Everest Theatre, Seymour Centre, March 16


Huang Yi and a robotic KUKA in New York in 2015. Photo: Jacob Blickenstaff

As a child, Huang Yi longed for a robotic companion. In his 2013 work, HUANG YI & KUKA he dances with one.

The Taiwanese dancer/choreographer was born into a wealthy family. But, as he explains in the show’s program, when he was 10, investment losses led to his parents going bankrupt, forcing them to move from a luxurious home to a small room.

Witnessing his parents’ distress, Yi felt that he needed to be the perfect child and became emotionally detached. His favourite cartoon was the Japanese manga series Doraemon, which featured a robotic cat that solved all its owner’s problems.

Says Yi: “For me, HUANG YI & KUKA is a process of beautifying the sorrow and sadness when I grew up. It is the expression of loneliness, self-doubt, self-realization, and self-comfort. I was trying to make a beautiful illusion just to assure others that everything was fine. I wanted to remind us of our simplest hope from the very beginning, that we are all just grown up kids, but still kids.”

KUKA (named after the German robotics company that manufactures it) is very obviously a machine – a big, orange, robotic, mechanical arm designed for factory work that sits on a solid black base. This particular robot is apparently a KR16-2 model and was provided by KUKA Australia. But its long spine is very flexible – it can spin around and undulate – and as Yi interacts with it, the results are surprisingly touching.
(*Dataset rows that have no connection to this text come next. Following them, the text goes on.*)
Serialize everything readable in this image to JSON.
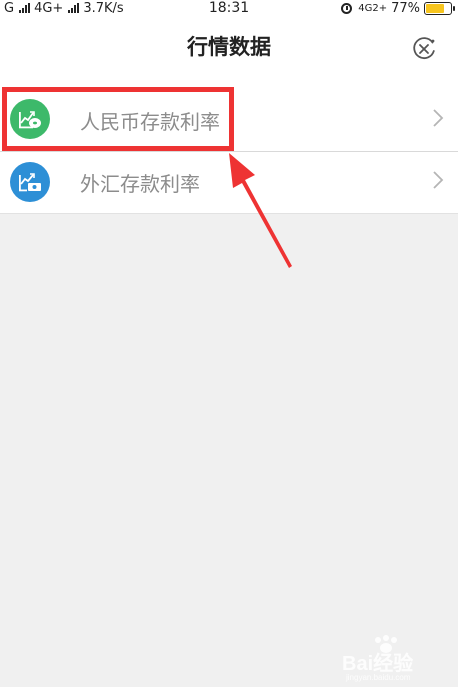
{
  "status_bar": {
    "carrier_1": "G",
    "carrier_2": "4G+",
    "speed": "3.7K/s",
    "time": "18:31",
    "network_right": "4G2+",
    "battery": "77%",
    "battery_level": 0.77,
    "battery_color": "#f7c51e",
    "icons": [
      "signal-icon",
      "alarm-icon",
      "battery-icon"
    ]
  },
  "header": {
    "title": "行情数据",
    "close_icon": "close-circle-icon"
  },
  "list": {
    "items": [
      {
        "label": "人民币存款利率",
        "icon": "rmb-deposit-chart-icon",
        "icon_color": "#3db96a"
      },
      {
        "label": "外汇存款利率",
        "icon": "fx-deposit-chart-icon",
        "icon_color": "#2d8fd6"
      }
    ],
    "chevron_icon": "chevron-right-icon"
  },
  "annotation": {
    "highlight_color": "#ee3333"
  },
  "watermark": {
    "text": "Bai经验",
    "sub": "jingyan.baidu.com"
  }
}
The piece opens with Yi sitting up slowly in a square of light (a lovely image), while KUKA creates its own field of light with a torch it holds. The work unfolds in semi-darkness with Yi and the robot illuminated by spotlights. Sometimes KUKA uses its torch and sometimes a green or red laser.

In the first three sections, Yi – who is a lovely dancer – interacts with the robot. He reaches towards it and dances in and around it; at other times he sits a little way off on a chair.
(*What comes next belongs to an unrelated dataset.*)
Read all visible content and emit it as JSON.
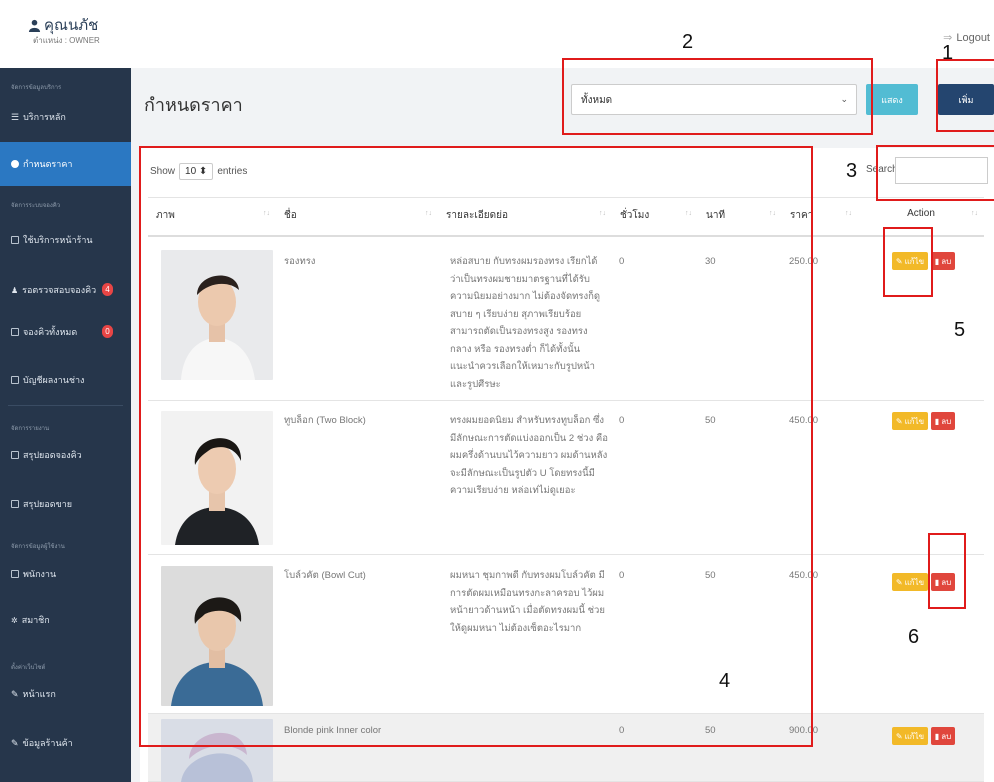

Their movement frequently mirrors each other with a surprising similarity: the ripple of a spine, the spin of an arm, a gentle touch of the hand. Increasingly, the robot feels like a curious, sensate being, even though we are always aware of the clank, buzz and hiss as it moves. At times it resembles a giant bird.

These sections have a bittersweet air of melancholia. The music by Arvo Pärt and Mozart among others (it’s a shame the program didn’t list the music used) contributes to the emotion in no small measure.


Lin Jou-Wen and Hu Chien. Photo: Jacob Blickenstaff

In the final section, two other dancers – Hu Chien and Lin Jou-Wen – sit on two chairs facing each other in front of the robot. Their jerky movement suggests mechanical humans being manipulated by KUKA and its laser. The inference is that there is a fine line between us controlling technology and technology increasingly controlling us.

Given that it apparently takes around 10 hours to program one minute of robotic movement, HUANG YI & KUKA is an amazing achievement and clearly an act of love on Yi’s part though the work does feel over-extended, particularly a section with a metronome.

The Everest Theatre is not an ideal venue. The work cries out for a more intimate setting and because it’s performed in half-light some had trouble seeing. Sitting near the back of the theatre, my plus one struggled to make out parts of it and found the experience frustrating.

On the other hand, I was charmed by so many little moments – the way the robot delicately tips a chair towards Yi, for example – and found much of it beguilingly beautiful.

HUANG YI & KUKA plays at the Seymour Centre until March 19. Bookings: or 02 9351 7940